(Excerpts from an interface dataset)
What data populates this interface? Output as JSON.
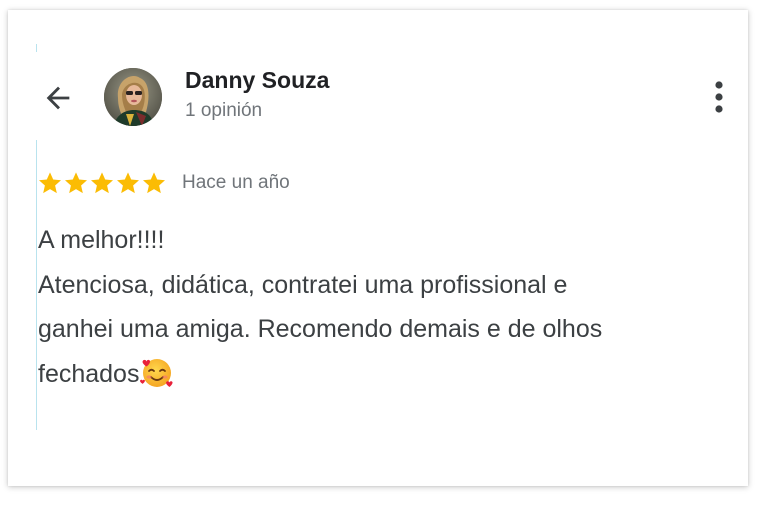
{
  "review": {
    "author": {
      "name": "Danny Souza",
      "review_count": "1 opinión"
    },
    "rating": 5,
    "date": "Hace un año",
    "text_lines": [
      "A melhor!!!!",
      "Atenciosa, didática, contratei uma profissional e",
      "ganhei uma amiga. Recomendo demais e de olhos",
      "fechados"
    ],
    "trailing_emoji": "smiling-face-with-hearts"
  },
  "icons": {
    "back": "arrow-left-icon",
    "menu": "more-vert-icon",
    "star": "star-icon"
  },
  "colors": {
    "star": "#fbbc04",
    "name": "#202124",
    "secondary": "#70757a",
    "body": "#3c4043",
    "guide_line": "#b9e3ee"
  }
}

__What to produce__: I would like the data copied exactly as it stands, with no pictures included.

__The completed task__:
What data populates this interface? Output as JSON.
{
  "review": {
    "author": {
      "name": "Danny Souza",
      "review_count": "1 opinión"
    },
    "rating": 5,
    "date": "Hace un año",
    "text_lines": [
      "A melhor!!!!",
      "Atenciosa, didática, contratei uma profissional e",
      "ganhei uma amiga. Recomendo demais e de olhos",
      "fechados"
    ],
    "trailing_emoji": "smiling-face-with-hearts"
  },
  "icons": {
    "back": "arrow-left-icon",
    "menu": "more-vert-icon",
    "star": "star-icon"
  },
  "colors": {
    "star": "#fbbc04",
    "name": "#202124",
    "secondary": "#70757a",
    "body": "#3c4043",
    "guide_line": "#b9e3ee"
  }
}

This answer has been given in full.